Now, less than five years later, everything is different: I’m an active volunteer leader in Google’s LGBTQ+ Employee Resource Group—a Googler-run, company-supported organization that works to provide an inclusive workplace for LGBTQ+ employees, and partners closely with our Trans Employee Resource Group, which represents our transgender, gender non-conforming, and non-binary colleagues. As part of my role, I’ve had the chance to engage LGBTQ+ Googlers across our global offices, speak publicly about being LGBTQ+ in the workplace and have even been able to share my perspectives and experiences directly with Google leadership. 

At this point, I can barely remember what it felt like to not be a visible, openly LGBTQ+ person at work. So it’s hard to imagine that before joining Google, I felt I couldn’t come out at the office at all. 

As we celebrate National Coming Out Day and reflect on all of the progress we’ve made as a community, I am determined to remember this simple but crucial reality: Openness matters. Community matters. Being able to be out at work matters. 

LGBTQ+ Pride sign at Google

Googlers create signs supporting the LGBTQ+ community for the 2017 New York City Pride March.

Prior to joining Google, I’d spent time in a variety of industries, always under the careful, polite policy of evasion when it came to questions about my personal life. Perhaps I didn’t need to be so secretive. I worked with wonderful, kind people, and though there were no explicit shows of support for LGBTQ+ issues from my workplace, I’m sure most of my colleagues and managers wouldn’t have taken issue with my identity. 

Still, for many LGBTQ+ folks, the fear of prejudice can nag at you, and cause you to hesitate even around the most well-meaning of coworkers.
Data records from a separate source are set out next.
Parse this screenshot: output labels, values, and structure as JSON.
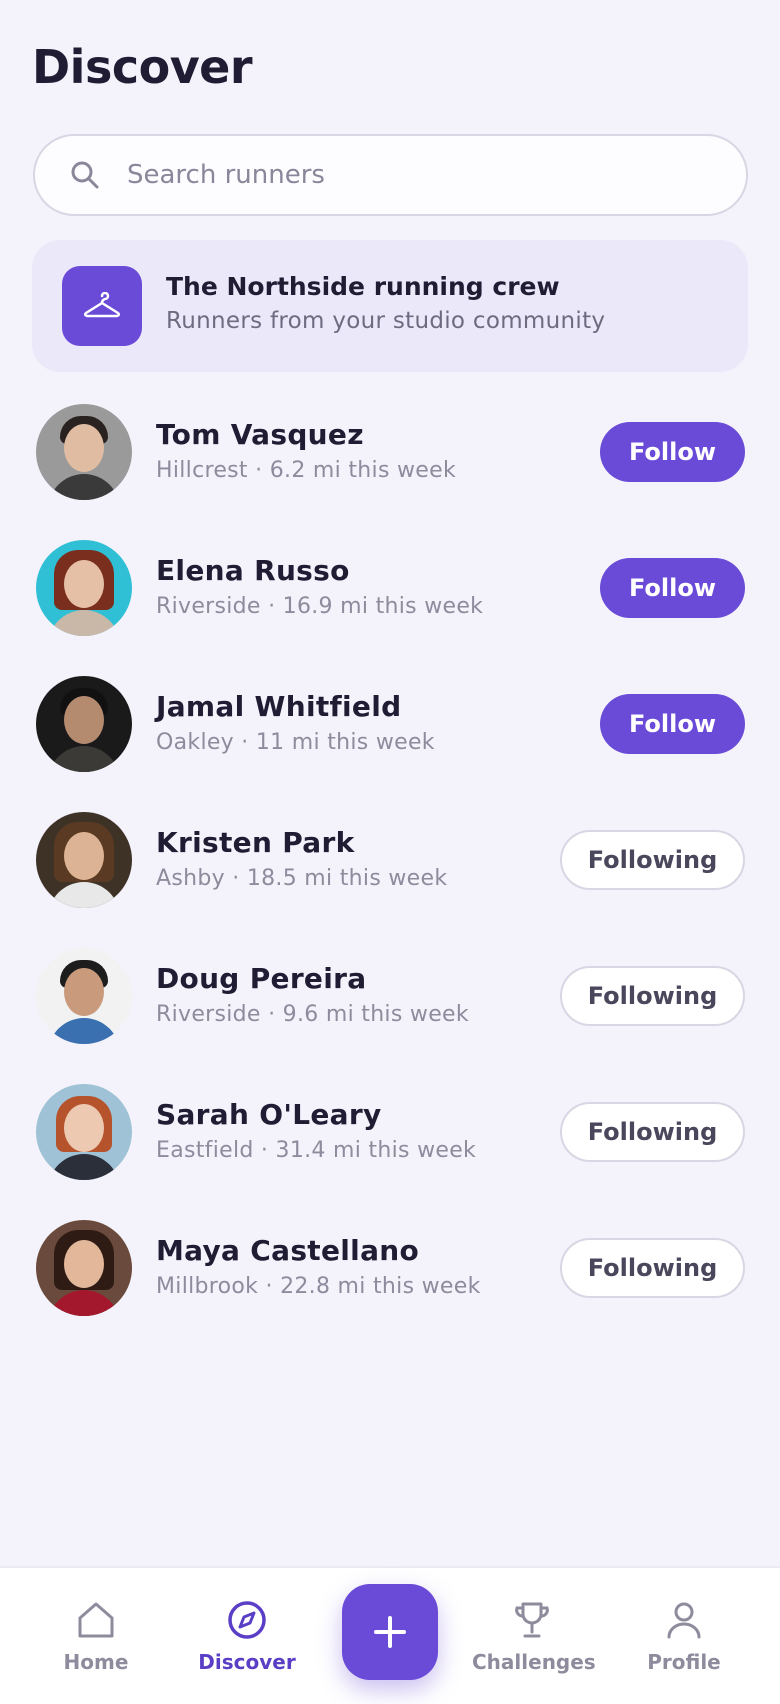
{
  "header": {
    "title": "Discover"
  },
  "search": {
    "placeholder": "Search runners"
  },
  "crew": {
    "title": "The Northside running crew",
    "subtitle": "Runners from your studio community",
    "icon": "hanger-icon"
  },
  "runners": [
    {
      "name": "Tom Vasquez",
      "meta": "Hillcrest · 6.2 mi this week",
      "action": "Follow"
    },
    {
      "name": "Elena Russo",
      "meta": "Riverside · 16.9 mi this week",
      "action": "Follow"
    },
    {
      "name": "Jamal Whitfield",
      "meta": "Oakley · 11 mi this week",
      "action": "Follow"
    },
    {
      "name": "Kristen Park",
      "meta": "Ashby · 18.5 mi this week",
      "action": "Following"
    },
    {
      "name": "Doug Pereira",
      "meta": "Riverside · 9.6 mi this week",
      "action": "Following"
    },
    {
      "name": "Sarah O'Leary",
      "meta": "Eastfield · 31.4 mi this week",
      "action": "Following"
    },
    {
      "name": "Maya Castellano",
      "meta": "Millbrook · 22.8 mi this week",
      "action": "Following"
    }
  ],
  "tabbar": {
    "home": "Home",
    "discover": "Discover",
    "challenges": "Challenges",
    "profile": "Profile",
    "active": "discover"
  },
  "colors": {
    "accent": "#6a4bd8",
    "background": "#f4f2fb",
    "crew_card": "#ebe8f9"
  }
}
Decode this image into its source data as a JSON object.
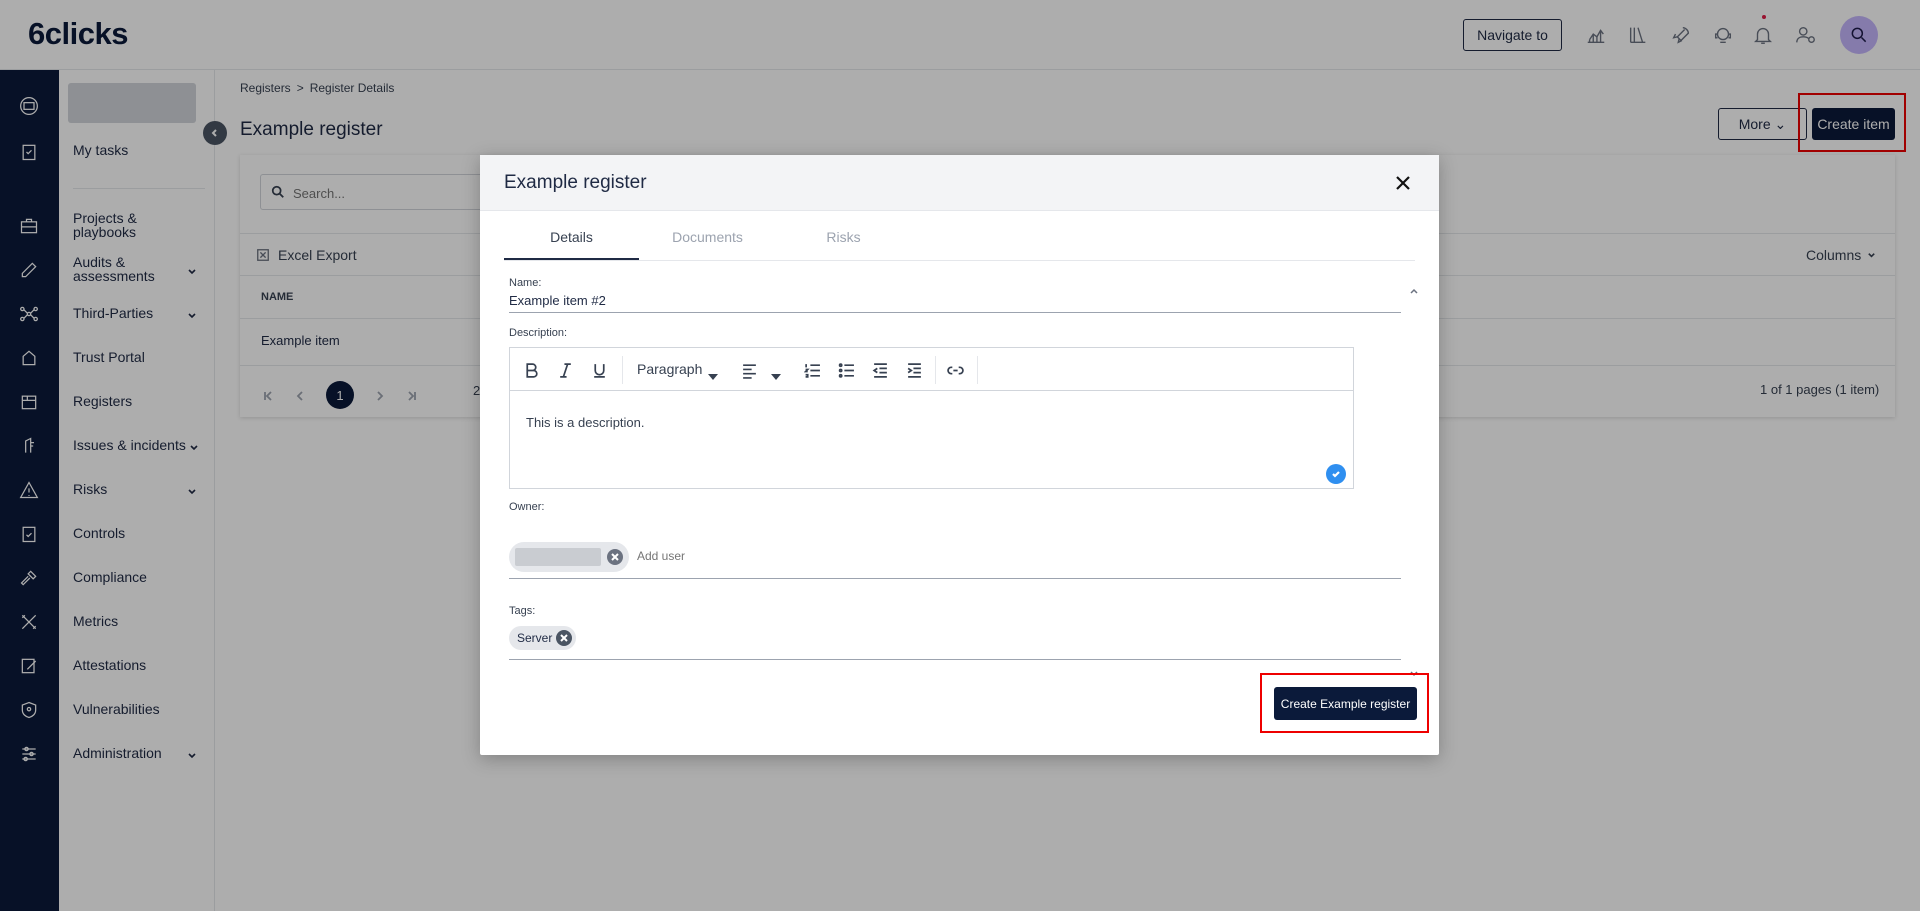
{
  "app": {
    "logo_text": "6clicks"
  },
  "topbar": {
    "navigate_label": "Navigate to",
    "icons": [
      "chart-icon",
      "library-icon",
      "rocket-icon",
      "support-icon",
      "bell-icon",
      "user-settings-icon",
      "avatar-search-icon"
    ]
  },
  "rail": {
    "icons": [
      "home-icon",
      "tasks-icon",
      "briefcase-icon",
      "edit-icon",
      "network-icon",
      "trust-icon",
      "register-icon",
      "issue-icon",
      "warning-icon",
      "controls-icon",
      "gavel-icon",
      "tools-icon",
      "attestation-icon",
      "shield-icon",
      "sliders-icon"
    ]
  },
  "sidebar": {
    "items": [
      {
        "label": "My tasks"
      },
      {
        "label": "Projects & playbooks"
      },
      {
        "label": "Audits & assessments"
      },
      {
        "label": "Third-Parties"
      },
      {
        "label": "Trust Portal"
      },
      {
        "label": "Registers"
      },
      {
        "label": "Issues & incidents"
      },
      {
        "label": "Risks"
      },
      {
        "label": "Controls"
      },
      {
        "label": "Compliance"
      },
      {
        "label": "Metrics"
      },
      {
        "label": "Attestations"
      },
      {
        "label": "Vulnerabilities"
      },
      {
        "label": "Administration"
      }
    ]
  },
  "breadcrumb": {
    "parent": "Registers",
    "sep": ">",
    "current": "Register Details"
  },
  "page": {
    "title": "Example register",
    "more_label": "More",
    "create_item_label": "Create item"
  },
  "table": {
    "search_placeholder": "Search...",
    "excel_label": "Excel Export",
    "columns_label": "Columns",
    "header_name": "NAME",
    "rows": [
      {
        "name": "Example item"
      }
    ],
    "current_page": "1",
    "page_size": "2",
    "pager_info": "1 of 1 pages (1 item)"
  },
  "modal": {
    "title": "Example register",
    "tabs": [
      {
        "label": "Details",
        "active": true
      },
      {
        "label": "Documents",
        "active": false
      },
      {
        "label": "Risks",
        "active": false
      }
    ],
    "name_label": "Name:",
    "name_value": "Example item #2",
    "description_label": "Description:",
    "toolbar": {
      "paragraph": "Paragraph"
    },
    "description_text": "This is a description.",
    "owner_label": "Owner:",
    "add_user_placeholder": "Add user",
    "tags_label": "Tags:",
    "tags": [
      "Server"
    ],
    "submit_label": "Create Example register"
  },
  "colors": {
    "navy": "#0b1a3a",
    "highlight": "#e00000",
    "check": "#2f8ff0"
  }
}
Some assume that with the ushering in of marriage equality here in the U.S., other kinds of inequality have disappeared and the movement is complete. But as many LGBTQ+-identifying people will tell you, critical challenges still remain, and it takes a conscious and dedicated effort to counteract their effects. 

Growing up in New Mexico, I got an early introduction to some of the challenges that LGBTQ+ people still so often face: harassment, discrimination, violence. The understanding that being LGBTQ+ was unsafe was imprinted on me almost immediately, and that fear left a lasting mark.  
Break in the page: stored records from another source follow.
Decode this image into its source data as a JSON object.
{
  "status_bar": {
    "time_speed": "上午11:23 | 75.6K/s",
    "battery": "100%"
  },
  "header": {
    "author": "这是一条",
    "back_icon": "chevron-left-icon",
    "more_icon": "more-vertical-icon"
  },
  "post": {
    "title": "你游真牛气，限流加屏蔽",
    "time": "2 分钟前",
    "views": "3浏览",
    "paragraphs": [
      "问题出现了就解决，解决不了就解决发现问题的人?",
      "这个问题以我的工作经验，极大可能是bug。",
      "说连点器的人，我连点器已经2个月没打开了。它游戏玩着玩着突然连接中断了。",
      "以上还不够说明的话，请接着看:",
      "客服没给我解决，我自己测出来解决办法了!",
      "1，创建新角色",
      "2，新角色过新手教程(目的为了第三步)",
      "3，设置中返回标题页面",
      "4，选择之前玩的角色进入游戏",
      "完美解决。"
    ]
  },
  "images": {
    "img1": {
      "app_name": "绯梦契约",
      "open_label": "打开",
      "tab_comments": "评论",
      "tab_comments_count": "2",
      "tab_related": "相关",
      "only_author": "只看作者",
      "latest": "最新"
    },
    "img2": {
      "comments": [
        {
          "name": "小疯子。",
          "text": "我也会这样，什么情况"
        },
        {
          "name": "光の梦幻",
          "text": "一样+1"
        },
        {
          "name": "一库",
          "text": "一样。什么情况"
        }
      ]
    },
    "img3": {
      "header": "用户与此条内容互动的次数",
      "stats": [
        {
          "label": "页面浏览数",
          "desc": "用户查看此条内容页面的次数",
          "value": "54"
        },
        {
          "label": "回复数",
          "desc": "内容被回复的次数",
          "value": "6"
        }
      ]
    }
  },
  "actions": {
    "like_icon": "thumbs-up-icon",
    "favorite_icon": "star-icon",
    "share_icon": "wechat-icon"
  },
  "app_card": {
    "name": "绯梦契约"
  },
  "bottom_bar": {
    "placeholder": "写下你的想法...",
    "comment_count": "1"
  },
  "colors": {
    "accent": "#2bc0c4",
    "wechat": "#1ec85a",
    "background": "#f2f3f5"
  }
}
In each new city, from college to a job to graduate school to another job, I was reminded (often in not-so-subtle ways) that no matter what might change in the law or in popular culture, I should always be wary, always be careful.  

So I never took the chance.  
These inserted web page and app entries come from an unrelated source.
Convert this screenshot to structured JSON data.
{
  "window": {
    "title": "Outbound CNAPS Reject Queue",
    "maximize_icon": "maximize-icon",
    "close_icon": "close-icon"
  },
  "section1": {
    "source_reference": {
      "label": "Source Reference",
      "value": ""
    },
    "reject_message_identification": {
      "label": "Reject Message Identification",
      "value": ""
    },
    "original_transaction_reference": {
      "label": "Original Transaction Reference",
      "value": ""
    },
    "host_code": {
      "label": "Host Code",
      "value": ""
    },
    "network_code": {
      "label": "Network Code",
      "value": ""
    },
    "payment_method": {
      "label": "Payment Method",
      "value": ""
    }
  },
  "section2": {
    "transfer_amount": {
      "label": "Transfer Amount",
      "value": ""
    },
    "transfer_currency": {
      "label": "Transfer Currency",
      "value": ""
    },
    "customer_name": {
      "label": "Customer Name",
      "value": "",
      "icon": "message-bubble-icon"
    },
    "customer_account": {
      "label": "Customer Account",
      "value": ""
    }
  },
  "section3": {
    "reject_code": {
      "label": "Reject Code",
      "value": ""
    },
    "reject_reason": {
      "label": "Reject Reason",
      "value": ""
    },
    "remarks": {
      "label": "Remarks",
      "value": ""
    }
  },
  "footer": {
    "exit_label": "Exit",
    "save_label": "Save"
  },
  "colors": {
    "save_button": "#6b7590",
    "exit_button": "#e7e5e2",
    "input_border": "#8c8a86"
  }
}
In so many important ways, restraining from bringing my full self to work hurt my ability to be a good employee. Constantly worrying about slipping up and revealing that I had a girlfriend rather than a boyfriend prevented me from feeling fully integrated. It became an obstacle to forming the kinds of professional relationships that help company culture feel cohesive and supportive.  

Now, I realize how much I was missing.  Today, I’m part of a workplace with visible LGBTQ+ leaders, explicit shows of support for LGBTQ+ cultural moments and celebrations and broad encouragement to use what makes me different to create an environment of inclusion for my fellow Googlers. This journey has made me realize how much all workplaces can benefit from supporting their employees’ differences, just as much as they celebrate their collective unity.  

I’m proud. I hope you are, too.